Shireen Abu Akleh’s killing: "The conclusions of the American report are opaque and incomprehensible"
After supervising a forensic analysis of the bullet that killed Palestinian-American journalist Shireen Abu Akleh and analysing information provided by the Israel Defence Forces and Palestinian Authority, the Jerusalem-based US Security Coordinator (USSC) failed to reach any clear findings about her death. Reporters Without Borders (RSF) deplores the vague conclusions and calls for more transparency.
“The USSC found no reason to believe that this was intentional but rather the result of tragic circumstances during an IDF-led military operation against factions of Palestinian Islamic Jihad,” the US State Department said on 4 July after the bullet provided by the Palestinian Authority was examined under USSC supervision in a forensic laboratory in Israel.

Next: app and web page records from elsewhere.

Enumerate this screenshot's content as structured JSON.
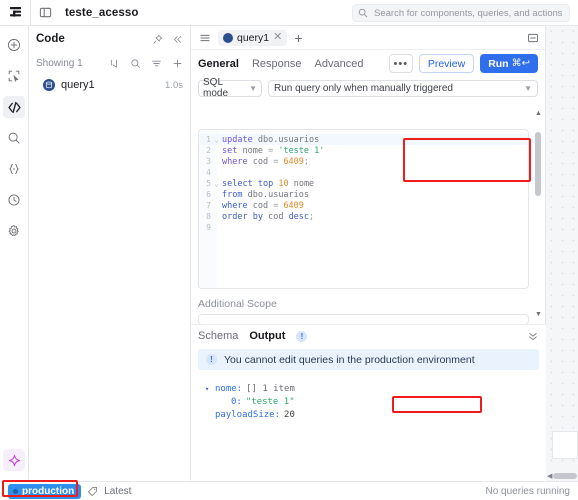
{
  "topbar": {
    "app_title": "teste_acesso",
    "logo_icon": "retool-logo-icon",
    "panel_toggle_icon": "panel-toggle-icon",
    "search": {
      "icon": "search-icon",
      "placeholder": "Search for components, queries, and actions",
      "value": ""
    }
  },
  "left_rail": {
    "items": [
      {
        "icon": "plus-circle-icon",
        "name": "add-component",
        "active": false
      },
      {
        "icon": "select-cursor-icon",
        "name": "select-tool",
        "active": false
      },
      {
        "icon": "code-brackets-icon",
        "name": "code",
        "active": true
      },
      {
        "icon": "search-icon",
        "name": "search",
        "active": false
      },
      {
        "icon": "curly-braces-icon",
        "name": "state",
        "active": false
      },
      {
        "icon": "history-clock-icon",
        "name": "history",
        "active": false
      },
      {
        "icon": "gear-icon",
        "name": "settings",
        "active": false
      }
    ],
    "ai_icon": "ai-sparkle-icon"
  },
  "code_panel": {
    "title": "Code",
    "pin_icon": "pin-icon",
    "collapse_icon": "chevrons-left-icon",
    "showing_label": "Showing 1",
    "toolbar_icons": [
      "sort-icon",
      "search-icon",
      "filter-icon",
      "plus-icon"
    ],
    "items": [
      {
        "label": "query1",
        "duration": "1.0s",
        "icon": "sql-database-icon"
      }
    ]
  },
  "editor": {
    "hamburger_icon": "hamburger-icon",
    "collapse_icon": "collapse-panel-icon",
    "tab": {
      "label": "query1",
      "icon": "sql-database-icon",
      "close_icon": "close-icon"
    },
    "new_tab_icon": "plus-icon",
    "subtabs": [
      {
        "label": "General",
        "active": true
      },
      {
        "label": "Response",
        "active": false
      },
      {
        "label": "Advanced",
        "active": false
      }
    ],
    "actions": {
      "more_label": "•••",
      "preview_label": "Preview",
      "run_label": "Run",
      "run_shortcut": "⌘↩"
    },
    "mode_select": {
      "value": "SQL mode",
      "chevron_icon": "chevron-down-icon"
    },
    "trigger_select": {
      "value": "Run query only when manually triggered",
      "chevron_icon": "chevron-down-icon"
    },
    "code_lines": [
      {
        "n": "1",
        "fold": "⌄",
        "highlight": true,
        "tokens": [
          {
            "t": "update",
            "c": "k"
          },
          {
            "t": " ",
            "c": "op"
          },
          {
            "t": "dbo.usuarios",
            "c": "id"
          }
        ]
      },
      {
        "n": "2",
        "fold": "",
        "highlight": false,
        "tokens": [
          {
            "t": "set",
            "c": "k"
          },
          {
            "t": " ",
            "c": "op"
          },
          {
            "t": "nome",
            "c": "id"
          },
          {
            "t": " = ",
            "c": "op"
          },
          {
            "t": "'teste 1'",
            "c": "str"
          }
        ]
      },
      {
        "n": "3",
        "fold": "",
        "highlight": false,
        "tokens": [
          {
            "t": "where",
            "c": "k"
          },
          {
            "t": " ",
            "c": "op"
          },
          {
            "t": "cod",
            "c": "id"
          },
          {
            "t": " = ",
            "c": "op"
          },
          {
            "t": "6409",
            "c": "num"
          },
          {
            "t": ";",
            "c": "op"
          }
        ]
      },
      {
        "n": "4",
        "fold": "",
        "highlight": false,
        "tokens": []
      },
      {
        "n": "5",
        "fold": "⌄",
        "highlight": false,
        "tokens": [
          {
            "t": "select",
            "c": "kb"
          },
          {
            "t": " ",
            "c": "op"
          },
          {
            "t": "top",
            "c": "kb"
          },
          {
            "t": " ",
            "c": "op"
          },
          {
            "t": "10",
            "c": "num"
          },
          {
            "t": " ",
            "c": "op"
          },
          {
            "t": "nome",
            "c": "id"
          }
        ]
      },
      {
        "n": "6",
        "fold": "",
        "highlight": false,
        "tokens": [
          {
            "t": "from",
            "c": "kb"
          },
          {
            "t": " ",
            "c": "op"
          },
          {
            "t": "dbo.usuarios",
            "c": "id"
          }
        ]
      },
      {
        "n": "7",
        "fold": "",
        "highlight": false,
        "tokens": [
          {
            "t": "where",
            "c": "kb"
          },
          {
            "t": " ",
            "c": "op"
          },
          {
            "t": "cod",
            "c": "id"
          },
          {
            "t": " = ",
            "c": "op"
          },
          {
            "t": "6409",
            "c": "num"
          }
        ]
      },
      {
        "n": "8",
        "fold": "",
        "highlight": false,
        "tokens": [
          {
            "t": "order by",
            "c": "kb"
          },
          {
            "t": " ",
            "c": "op"
          },
          {
            "t": "cod",
            "c": "id"
          },
          {
            "t": " ",
            "c": "op"
          },
          {
            "t": "desc",
            "c": "kb"
          },
          {
            "t": ";",
            "c": "op"
          }
        ]
      },
      {
        "n": "9",
        "fold": "",
        "highlight": false,
        "tokens": []
      }
    ],
    "additional_scope_label": "Additional Scope"
  },
  "result": {
    "tabs": [
      {
        "label": "Schema",
        "active": false,
        "badge": ""
      },
      {
        "label": "Output",
        "active": true,
        "badge": "!"
      }
    ],
    "expand_icon": "chevrons-down-icon",
    "banner": {
      "icon": "info-icon",
      "text": "You cannot edit queries in the production environment"
    },
    "json": [
      {
        "indent": 0,
        "caret": "▾",
        "key": "nome:",
        "meta": "[]  1 item",
        "value": "",
        "value_type": ""
      },
      {
        "indent": 1,
        "caret": "",
        "key": "0:",
        "meta": "",
        "value": "\"teste 1\"",
        "value_type": "string"
      },
      {
        "indent": 0,
        "caret": "",
        "key": "payloadSize:",
        "meta": "",
        "value": "20",
        "value_type": "number"
      }
    ]
  },
  "statusbar": {
    "environment": "production",
    "tag_icon": "tag-icon",
    "version_label": "Latest",
    "queries_status": "No queries running"
  },
  "colors": {
    "accent_blue": "#2f6fed",
    "env_blue": "#2f8fed",
    "annotation_red": "#ef1c1c",
    "string_green": "#2ea86b",
    "number_orange": "#e08b2c",
    "keyword_purple": "#6f56d8"
  }
}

“The US State Department has issued a statement whose conclusions are incomprehensible, especially as the investigation was carried out on the quiet and its details have not been released,” RSF secretary-general Christophe Deloire said. “The competent US authorities must release all of the investigation’s evidence. We will continue to campaign for justice for Shireen Abu Akleh.”
The US State Department said, “an extremely detailed forensic analysis” was carried out by Israeli ballistic experts in the presence of “independent, third-party examiners, as part of a process overseen by the US Security Coordinator.” This statement, issued during the US national holiday, was not accompanied by the publication of any expert report.

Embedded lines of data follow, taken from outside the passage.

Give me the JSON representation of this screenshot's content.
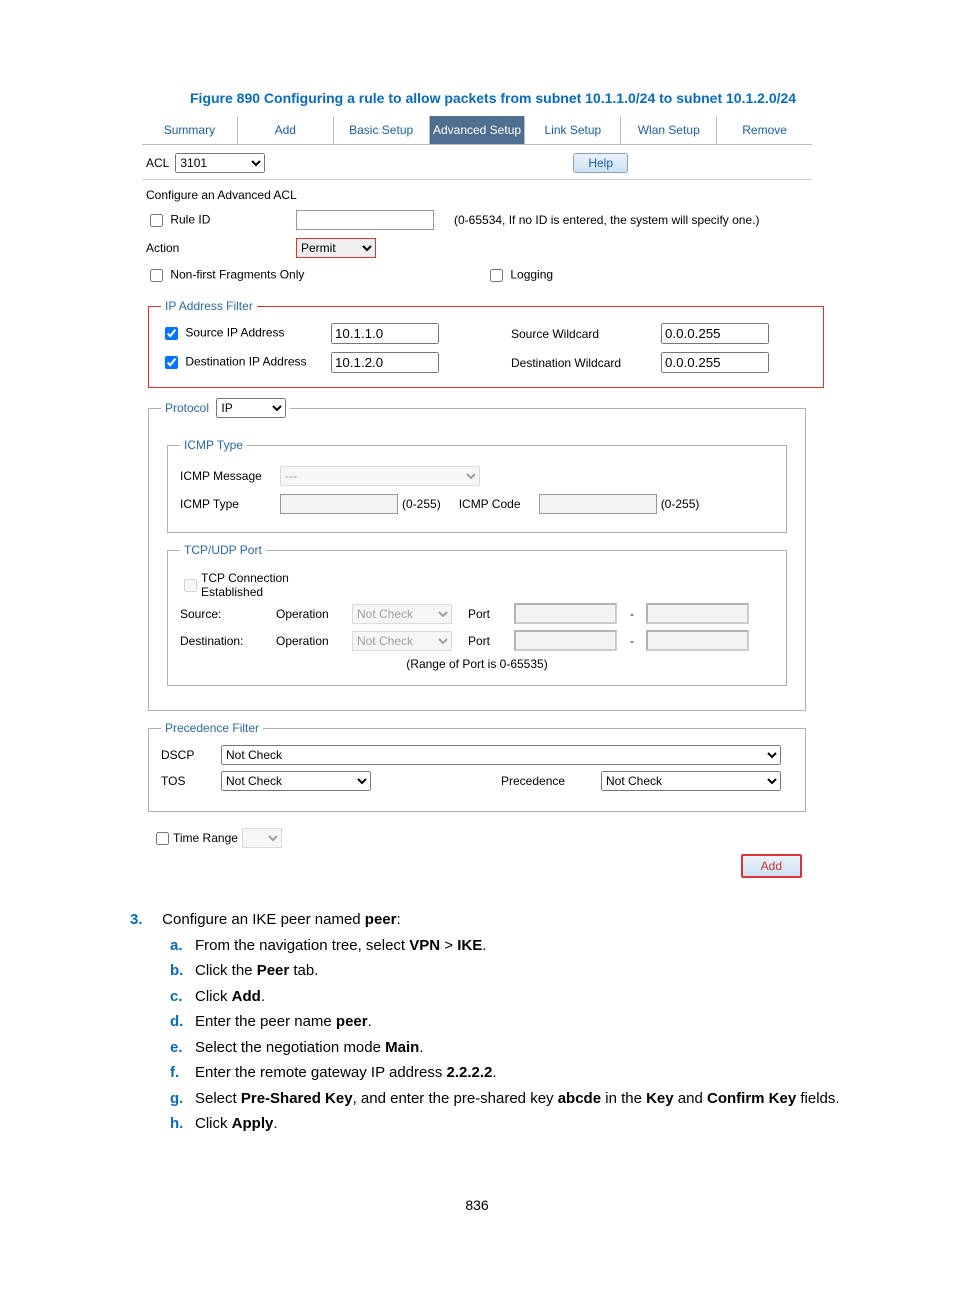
{
  "caption": "Figure 890 Configuring a rule to allow packets from subnet 10.1.1.0/24 to subnet 10.1.2.0/24",
  "tabs": [
    "Summary",
    "Add",
    "Basic Setup",
    "Advanced Setup",
    "Link Setup",
    "Wlan Setup",
    "Remove"
  ],
  "active_tab": 3,
  "acl_label": "ACL",
  "acl_value": "3101",
  "help_btn": "Help",
  "conf_title": "Configure an Advanced ACL",
  "rule_id_label": "Rule ID",
  "rule_id_hint": "(0-65534, If no ID is entered, the system will specify one.)",
  "action_label": "Action",
  "action_value": "Permit",
  "nonfirst_label": "Non-first Fragments Only",
  "logging_label": "Logging",
  "ip_filter": {
    "legend": "IP Address Filter",
    "src_label": "Source IP Address",
    "src_ip": "10.1.1.0",
    "src_w_label": "Source Wildcard",
    "src_w": "0.0.0.255",
    "dst_label": "Destination IP Address",
    "dst_ip": "10.1.2.0",
    "dst_w_label": "Destination Wildcard",
    "dst_w": "0.0.0.255"
  },
  "protocol_legend": "Protocol",
  "protocol_value": "IP",
  "icmp": {
    "legend": "ICMP Type",
    "msg_label": "ICMP Message",
    "msg_value": "---",
    "type_label": "ICMP Type",
    "type_hint": "(0-255)",
    "code_label": "ICMP Code",
    "code_hint": "(0-255)"
  },
  "tcpudp": {
    "legend": "TCP/UDP Port",
    "tcp_est_label": "TCP Connection Established",
    "src_label": "Source:",
    "dst_label": "Destination:",
    "op_label": "Operation",
    "op_value": "Not Check",
    "port_label": "Port",
    "dash": "-",
    "range_hint": "(Range of Port is 0-65535)"
  },
  "prec": {
    "legend": "Precedence Filter",
    "dscp_label": "DSCP",
    "dscp_value": "Not Check",
    "tos_label": "TOS",
    "tos_value": "Not Check",
    "prec_label": "Precedence",
    "prec_value": "Not Check"
  },
  "timerange_label": "Time Range",
  "add_btn": "Add",
  "step_num": "3.",
  "step_text_a": "Configure an IKE peer named ",
  "step_text_b": "peer",
  "step_text_c": ":",
  "subs": [
    {
      "l": "a.",
      "pre": "From the navigation tree, select ",
      "b1": "VPN",
      "mid": " > ",
      "b2": "IKE",
      "post": "."
    },
    {
      "l": "b.",
      "pre": "Click the ",
      "b1": "Peer",
      "post": " tab."
    },
    {
      "l": "c.",
      "pre": "Click ",
      "b1": "Add",
      "post": "."
    },
    {
      "l": "d.",
      "pre": "Enter the peer name ",
      "b1": "peer",
      "post": "."
    },
    {
      "l": "e.",
      "pre": "Select the negotiation mode ",
      "b1": "Main",
      "post": "."
    },
    {
      "l": "f.",
      "pre": "Enter the remote gateway IP address ",
      "b1": "2.2.2.2",
      "post": "."
    },
    {
      "l": "g.",
      "pre": "Select ",
      "b1": "Pre-Shared Key",
      "mid": ", and enter the pre-shared key ",
      "b2": "abcde",
      "mid2": " in the ",
      "b3": "Key",
      "mid3": " and ",
      "b4": "Confirm Key",
      "post": " fields."
    },
    {
      "l": "h.",
      "pre": "Click ",
      "b1": "Apply",
      "post": "."
    }
  ],
  "pagenum": "836"
}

The IDF went further, saying: “The physical condition of the bullet and the quality of the characteristics on it do not enable a ballistic examination to conclusively determine whether or not the bullet was fired from the weapon which was examined.” The IDF previously said on 19 May that they had identified the gun that fired the shot, and questioned the soldier who fired it, but could reach no firm conclusions until the Palestinians handed over the bullet.
The Abu Akleh family said the US statement offered nothing more than “cold comfort” while B’Tselem, the Israeli NGO that had contradicted IDF claims about the Palestinian origin of the shot from the very outset, called it a “whitewash.”
The UN Human Rights Office said on 24 June: “All information we have gathered [...] is consistent with the finding that the shots that killed Abu Akleh and injured her colleague Ali Sammoudi came from Israeli Security Forces and not from indiscriminate firing by armed Palestinians, as initially claimed by Israeli authorities.”